One of the underlying problems in all IBDs is that the bacterial species that inhabit your colon become unbalanced. This situation is termed dysbiosis. Basically it means that there is less variety of bacteria in your intestines and the wrong sorts of bacteria predominate.
A quick way to resolve this issue is to transfer bacteria from another persons healthy gut into the gut of someone with IBD. Often this person is another family member. The common way of doing this is by a faecal transplant. Yes, these sound pretty nasty, but they have saved lives(8). Currently faecal transplantation is a pretty new therapy. In the UK and US it is currently only allowed for people with C. Difficile infection(9). However, there are many case reports fo it being used successfully to treat IBD.
1) http://ajcn.nutrition.org/content/80/5/1342.long - breastfeeding and UC risk
2) http://www.ncbi.nlm.nih.gov/pmc/articles/PMC2909993/ - w3 oils and UC risk

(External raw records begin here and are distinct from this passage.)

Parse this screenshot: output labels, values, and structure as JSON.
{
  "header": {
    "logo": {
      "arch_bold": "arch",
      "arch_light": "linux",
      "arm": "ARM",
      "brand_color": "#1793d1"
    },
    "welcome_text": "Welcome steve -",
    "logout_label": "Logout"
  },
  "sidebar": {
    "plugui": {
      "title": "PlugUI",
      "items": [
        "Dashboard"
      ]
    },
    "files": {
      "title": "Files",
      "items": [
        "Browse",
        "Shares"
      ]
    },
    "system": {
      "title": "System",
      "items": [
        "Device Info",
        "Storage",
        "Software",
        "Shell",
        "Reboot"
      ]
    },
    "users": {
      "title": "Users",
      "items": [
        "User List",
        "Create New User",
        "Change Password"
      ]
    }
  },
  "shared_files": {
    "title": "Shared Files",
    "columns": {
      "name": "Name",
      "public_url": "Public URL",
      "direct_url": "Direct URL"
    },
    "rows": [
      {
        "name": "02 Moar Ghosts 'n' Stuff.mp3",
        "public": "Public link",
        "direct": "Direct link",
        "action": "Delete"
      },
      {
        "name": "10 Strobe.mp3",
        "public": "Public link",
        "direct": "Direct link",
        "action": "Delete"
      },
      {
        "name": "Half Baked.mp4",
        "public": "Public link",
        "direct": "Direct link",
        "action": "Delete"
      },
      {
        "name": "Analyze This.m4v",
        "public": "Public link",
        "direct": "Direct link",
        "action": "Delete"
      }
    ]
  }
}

2a) http://www.gastrojournal.org/article/S0016-5085(10)01463-0/fulltext - Arachidonic acid and colitis
3) http://link.springer.com/article/10.1007%2Fs10620-010-1158-9 - potato skins may trigger UC
3a) http://www.ncbi.nlm.nih.gov/pmc/articles/PMC4009525/ - vitamin D levels lower in IBD patients
4) http://www.ncbi.nlm.nih.gov/pmc/articles/PMC3369539/ - NSAIDs causing colitis
5) http://www.ncbi.nlm.nih.gov/pubmed/15668926 - quercitrin for colitis
5a) http://www.ncbi.nlm.nih.gov/pubmed/6202731 - quercetin preventing leaky gut
5b) http://www.quercetin.com/overview/food-chart - quercetin in foods
6) http://www.ccfa.org/assets/pdfs/aminosalicylates.pdf - conventional medical treatment
7) https://www.youtube.com/watch?v=-ittHMcSbCk - ASA on youtube
8) http://www.nytimes.com/2010/07/13/science/13micro.html?pagewanted=1&_r=0 how the human microbiome improves our health